• biofuels;
  • Botryococcus terribilis;
  • morphology;
  • taxonomy;
  • ultrastructure

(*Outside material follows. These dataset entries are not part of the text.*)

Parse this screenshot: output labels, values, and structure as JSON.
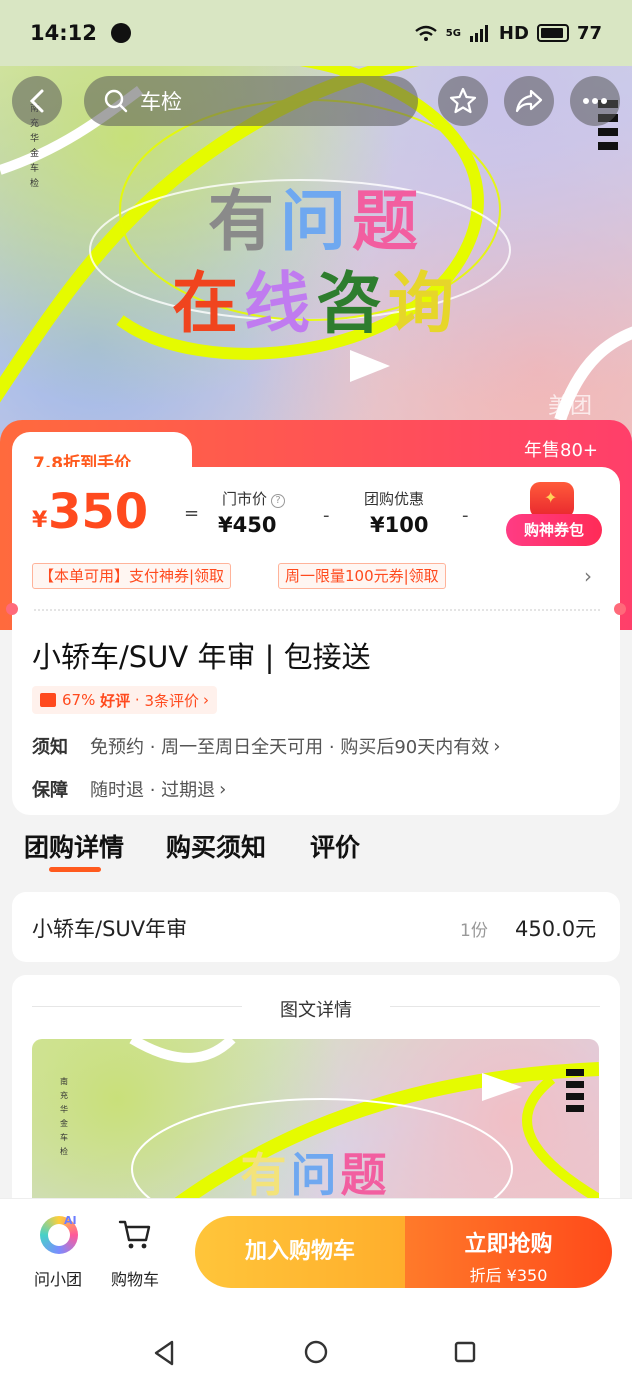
{
  "status_bar": {
    "time": "14:12",
    "network": "5G",
    "hd": "HD",
    "battery": "77"
  },
  "top_nav": {
    "search_text": "车检"
  },
  "hero": {
    "line1_chars": [
      "有",
      "问",
      "题"
    ],
    "line2_chars": [
      "在",
      "线",
      "咨",
      "询"
    ],
    "vertical_text": "南充华金车检",
    "watermark": "美团"
  },
  "price_card": {
    "discount_label": "7.8折到手价",
    "annual_sales": "年售80+",
    "currency": "¥",
    "final_price": "350",
    "equals": "=",
    "store_price_label": "门市价",
    "store_price": "¥450",
    "minus": "-",
    "group_discount_label": "团购优惠",
    "group_discount": "¥100",
    "coupon_pack_label": "购神券包",
    "coupon_tags": [
      "【本单可用】支付神券|领取",
      "周一限量100元券|领取"
    ],
    "accent_color": "#ff4a1e"
  },
  "product": {
    "title": "小轿车/SUV 年审 | 包接送",
    "rating_percent": "67%",
    "rating_label": "好评",
    "review_count": "3条评价",
    "notice_key": "须知",
    "notice_val": "免预约 · 周一至周日全天可用 · 购买后90天内有效",
    "guarantee_key": "保障",
    "guarantee_val": "随时退 · 过期退"
  },
  "tabs": [
    "团购详情",
    "购买须知",
    "评价"
  ],
  "item": {
    "name": "小轿车/SUV年审",
    "qty": "1份",
    "price": "450.0元"
  },
  "detail": {
    "heading": "图文详情",
    "image_text_chars": [
      "有",
      "问",
      "题"
    ],
    "vertical_text": "南充华金车检"
  },
  "bottom_bar": {
    "assistant_label": "问小团",
    "assistant_badge": "AI",
    "cart_label": "购物车",
    "add_to_cart": "加入购物车",
    "buy_now": "立即抢购",
    "buy_now_sub": "折后 ¥350"
  }
}
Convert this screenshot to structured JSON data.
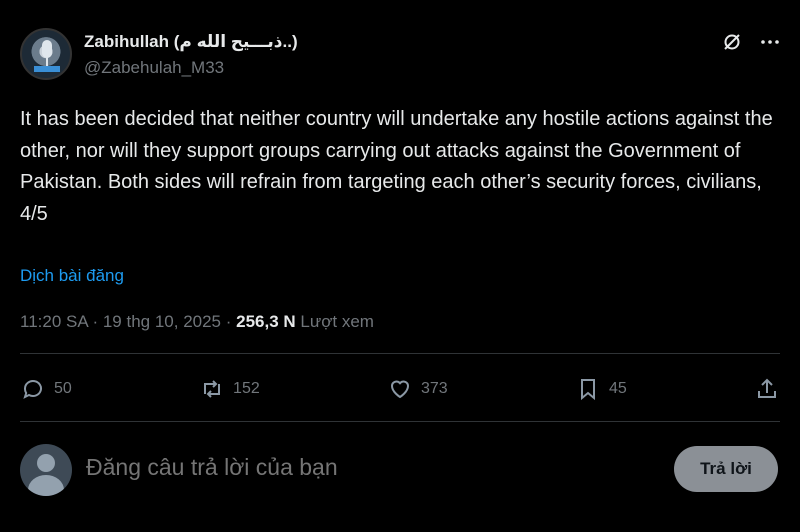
{
  "author": {
    "display_name": "Zabihullah (ذبـــيح الله م..)",
    "handle": "@Zabehulah_M33"
  },
  "header_icons": [
    "grok-icon",
    "more-icon"
  ],
  "tweet": {
    "text": "It has been decided that neither country will undertake any hostile actions against the other, nor will they support groups carrying out attacks against the Government of Pakistan. Both sides will refrain from targeting each other’s security forces, civilians,\n4/5",
    "translate_label": "Dịch bài đăng",
    "time": "11:20 SA · 19 thg 10, 2025 · ",
    "views_count": "256,3 N",
    "views_label": " Lượt xem"
  },
  "actions": {
    "replies": "50",
    "reposts": "152",
    "likes": "373",
    "bookmarks": "45"
  },
  "reply_box": {
    "placeholder": "Đăng câu trả lời của bạn",
    "button_label": "Trả lời"
  }
}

The genus Botryococcus comprises a group of cosmopolitan species of freshwater colonial green algae, some of which synthesize and accumulate an unusually high level (15–76%) of liquid hydrocarbons. This characteristic suggests the possibility of exploiting species from this group as renewable sources for jet fuel. An oil-rich strain of Botryococcus (Trebouxiophyceae) was isolated from a freshwater pond in the state of Bahia, Brazil, and is presently maintained under standard conditions at the Culture Collection of the Institute of Biology, Federal University of Bahia. The taxonomic classification of the species was based on light microscopy (LM); and TEM and SEM were used to better characterize its features, which have never before been described at this level. The LM characterization included the size of the colonies (35.7–157 μm) and cells (8–10 × 5–9 μm) and their connection in sub-colonies by mucilaginous strands, as well as the presence of mucilaginous processes on the periphery of some of the colonies, with most of the cells included inside the colony. Reproduction occurred through divisions into two to four autospores. These features characterized the species as Botryococcus terribilis Komárek and Marvan. The TEM study showed, in addition to the presence of starch grains, pyrenoids that are penetrated by thick thylakoids. The pyrenoid bodies appear as electron-dense protein inclusions located in the chloroplast and surrounded by a starch sheath. These structures, which contain most if not all of the Ribulose-1,5-bisphosphate carboxylase oxygenase in several algal species that have been studied closely, are newly discovered for this species.